== PROVIDED RECORDS ==
####

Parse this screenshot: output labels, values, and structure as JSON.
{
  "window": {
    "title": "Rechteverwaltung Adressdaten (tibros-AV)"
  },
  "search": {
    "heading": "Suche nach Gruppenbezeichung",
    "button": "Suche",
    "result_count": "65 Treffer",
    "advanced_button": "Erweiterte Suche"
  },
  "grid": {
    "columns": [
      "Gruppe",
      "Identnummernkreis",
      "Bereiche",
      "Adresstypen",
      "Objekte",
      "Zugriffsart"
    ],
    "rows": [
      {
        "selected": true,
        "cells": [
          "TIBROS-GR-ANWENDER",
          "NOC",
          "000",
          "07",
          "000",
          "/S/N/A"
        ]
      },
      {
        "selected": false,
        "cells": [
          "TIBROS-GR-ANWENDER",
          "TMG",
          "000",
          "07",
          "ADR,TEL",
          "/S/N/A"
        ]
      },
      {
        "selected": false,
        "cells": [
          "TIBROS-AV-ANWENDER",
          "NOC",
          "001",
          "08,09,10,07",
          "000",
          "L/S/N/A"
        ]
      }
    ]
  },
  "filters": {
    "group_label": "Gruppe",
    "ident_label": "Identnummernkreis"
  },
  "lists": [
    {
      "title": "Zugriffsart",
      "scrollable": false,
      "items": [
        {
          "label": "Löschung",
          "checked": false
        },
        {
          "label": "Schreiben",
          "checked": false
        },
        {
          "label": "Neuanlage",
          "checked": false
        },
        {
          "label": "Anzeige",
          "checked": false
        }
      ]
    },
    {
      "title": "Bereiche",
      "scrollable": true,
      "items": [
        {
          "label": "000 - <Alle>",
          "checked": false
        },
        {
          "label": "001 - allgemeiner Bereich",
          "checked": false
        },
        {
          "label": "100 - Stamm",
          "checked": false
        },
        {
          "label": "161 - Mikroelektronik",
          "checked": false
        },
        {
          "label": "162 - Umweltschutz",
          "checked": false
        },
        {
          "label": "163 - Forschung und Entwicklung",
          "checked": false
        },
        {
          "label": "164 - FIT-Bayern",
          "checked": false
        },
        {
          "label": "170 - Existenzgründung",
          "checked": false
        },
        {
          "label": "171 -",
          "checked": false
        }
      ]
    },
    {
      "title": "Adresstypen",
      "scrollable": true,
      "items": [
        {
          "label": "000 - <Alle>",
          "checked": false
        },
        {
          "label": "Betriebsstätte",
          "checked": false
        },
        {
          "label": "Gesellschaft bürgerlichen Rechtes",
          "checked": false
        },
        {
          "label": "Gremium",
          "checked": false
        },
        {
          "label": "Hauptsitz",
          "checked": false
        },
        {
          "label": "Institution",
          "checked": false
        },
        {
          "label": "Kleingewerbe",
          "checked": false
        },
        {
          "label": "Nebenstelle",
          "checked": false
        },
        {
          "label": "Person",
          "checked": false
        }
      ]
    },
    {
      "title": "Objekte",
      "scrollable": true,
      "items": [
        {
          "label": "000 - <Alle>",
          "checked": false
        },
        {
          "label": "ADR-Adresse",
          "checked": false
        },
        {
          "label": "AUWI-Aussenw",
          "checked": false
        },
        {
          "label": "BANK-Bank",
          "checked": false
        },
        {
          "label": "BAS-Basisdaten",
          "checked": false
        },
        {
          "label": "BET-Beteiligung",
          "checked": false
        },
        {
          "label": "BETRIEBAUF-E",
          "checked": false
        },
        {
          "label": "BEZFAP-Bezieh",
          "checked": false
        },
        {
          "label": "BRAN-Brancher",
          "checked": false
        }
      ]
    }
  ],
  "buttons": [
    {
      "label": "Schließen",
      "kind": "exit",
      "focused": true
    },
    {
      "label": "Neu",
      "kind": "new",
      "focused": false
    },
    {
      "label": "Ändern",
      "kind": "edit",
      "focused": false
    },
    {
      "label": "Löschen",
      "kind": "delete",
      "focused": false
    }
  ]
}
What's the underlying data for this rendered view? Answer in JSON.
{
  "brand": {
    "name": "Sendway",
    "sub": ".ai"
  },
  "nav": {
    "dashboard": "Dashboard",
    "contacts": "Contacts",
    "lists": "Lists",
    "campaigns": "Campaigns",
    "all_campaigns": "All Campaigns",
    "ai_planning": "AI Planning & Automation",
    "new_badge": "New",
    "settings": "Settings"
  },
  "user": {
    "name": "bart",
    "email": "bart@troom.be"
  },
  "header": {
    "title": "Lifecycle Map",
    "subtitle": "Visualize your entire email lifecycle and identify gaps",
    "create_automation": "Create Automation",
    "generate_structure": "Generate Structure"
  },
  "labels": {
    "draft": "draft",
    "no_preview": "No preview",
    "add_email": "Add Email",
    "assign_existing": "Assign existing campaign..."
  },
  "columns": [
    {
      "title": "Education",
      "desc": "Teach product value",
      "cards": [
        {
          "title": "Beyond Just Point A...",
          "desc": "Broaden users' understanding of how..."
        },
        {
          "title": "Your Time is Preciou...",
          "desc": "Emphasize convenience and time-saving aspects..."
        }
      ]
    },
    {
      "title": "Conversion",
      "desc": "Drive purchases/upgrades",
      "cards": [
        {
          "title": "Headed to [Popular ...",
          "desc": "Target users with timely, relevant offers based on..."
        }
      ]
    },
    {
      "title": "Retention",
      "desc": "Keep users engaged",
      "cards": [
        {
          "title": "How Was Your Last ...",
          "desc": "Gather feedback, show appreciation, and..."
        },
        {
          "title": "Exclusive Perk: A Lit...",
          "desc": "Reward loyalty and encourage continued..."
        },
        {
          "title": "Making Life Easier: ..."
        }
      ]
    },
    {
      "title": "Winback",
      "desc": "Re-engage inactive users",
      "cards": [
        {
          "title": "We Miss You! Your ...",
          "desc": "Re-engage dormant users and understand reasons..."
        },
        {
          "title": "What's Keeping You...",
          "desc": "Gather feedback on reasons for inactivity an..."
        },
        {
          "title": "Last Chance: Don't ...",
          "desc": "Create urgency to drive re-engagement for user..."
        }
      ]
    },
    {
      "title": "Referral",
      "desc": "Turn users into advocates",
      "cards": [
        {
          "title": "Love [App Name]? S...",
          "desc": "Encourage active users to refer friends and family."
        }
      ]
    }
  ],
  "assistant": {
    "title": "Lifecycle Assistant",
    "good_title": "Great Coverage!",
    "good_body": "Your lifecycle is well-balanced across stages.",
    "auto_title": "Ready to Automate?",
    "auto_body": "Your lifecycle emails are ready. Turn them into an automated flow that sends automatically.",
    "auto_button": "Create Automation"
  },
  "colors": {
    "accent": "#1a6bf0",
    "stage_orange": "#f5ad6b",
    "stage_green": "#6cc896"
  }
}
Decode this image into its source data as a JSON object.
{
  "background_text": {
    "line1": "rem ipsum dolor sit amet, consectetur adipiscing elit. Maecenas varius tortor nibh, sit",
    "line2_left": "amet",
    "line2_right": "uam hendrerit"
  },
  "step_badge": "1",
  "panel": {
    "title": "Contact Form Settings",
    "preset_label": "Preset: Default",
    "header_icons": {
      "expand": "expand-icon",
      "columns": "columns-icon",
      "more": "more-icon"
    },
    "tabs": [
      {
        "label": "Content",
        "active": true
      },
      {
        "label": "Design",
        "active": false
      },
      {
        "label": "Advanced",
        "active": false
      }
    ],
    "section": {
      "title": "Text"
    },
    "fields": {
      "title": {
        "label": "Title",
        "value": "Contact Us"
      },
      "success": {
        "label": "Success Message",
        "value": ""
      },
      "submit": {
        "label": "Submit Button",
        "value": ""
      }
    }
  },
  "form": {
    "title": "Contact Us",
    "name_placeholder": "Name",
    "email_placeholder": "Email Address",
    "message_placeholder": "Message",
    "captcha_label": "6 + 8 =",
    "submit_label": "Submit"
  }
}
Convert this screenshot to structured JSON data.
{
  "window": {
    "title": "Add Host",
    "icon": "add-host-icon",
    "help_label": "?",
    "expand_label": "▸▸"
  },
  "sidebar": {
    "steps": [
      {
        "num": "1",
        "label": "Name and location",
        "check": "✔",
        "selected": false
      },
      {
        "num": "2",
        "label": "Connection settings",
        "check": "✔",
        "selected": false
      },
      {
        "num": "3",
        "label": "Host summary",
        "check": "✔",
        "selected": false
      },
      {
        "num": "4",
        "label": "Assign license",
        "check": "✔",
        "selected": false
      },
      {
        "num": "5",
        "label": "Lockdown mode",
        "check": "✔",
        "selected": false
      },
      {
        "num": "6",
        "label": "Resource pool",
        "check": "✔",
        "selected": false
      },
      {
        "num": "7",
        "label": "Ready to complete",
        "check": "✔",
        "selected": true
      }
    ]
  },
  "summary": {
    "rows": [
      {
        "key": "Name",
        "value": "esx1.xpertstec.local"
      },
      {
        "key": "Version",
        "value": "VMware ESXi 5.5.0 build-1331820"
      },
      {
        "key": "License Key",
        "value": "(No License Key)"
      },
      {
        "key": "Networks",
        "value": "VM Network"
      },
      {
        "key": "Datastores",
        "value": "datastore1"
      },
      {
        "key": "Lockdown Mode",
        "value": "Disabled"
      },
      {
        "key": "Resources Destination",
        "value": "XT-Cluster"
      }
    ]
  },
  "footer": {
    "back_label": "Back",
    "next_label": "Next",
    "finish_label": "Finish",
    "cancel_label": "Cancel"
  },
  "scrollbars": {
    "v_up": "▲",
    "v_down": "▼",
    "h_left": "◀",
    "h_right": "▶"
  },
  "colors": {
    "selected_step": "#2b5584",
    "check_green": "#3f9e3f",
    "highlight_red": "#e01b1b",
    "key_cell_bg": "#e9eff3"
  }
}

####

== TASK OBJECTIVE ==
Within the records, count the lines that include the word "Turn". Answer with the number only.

== FINISHED EXERCISE ==
2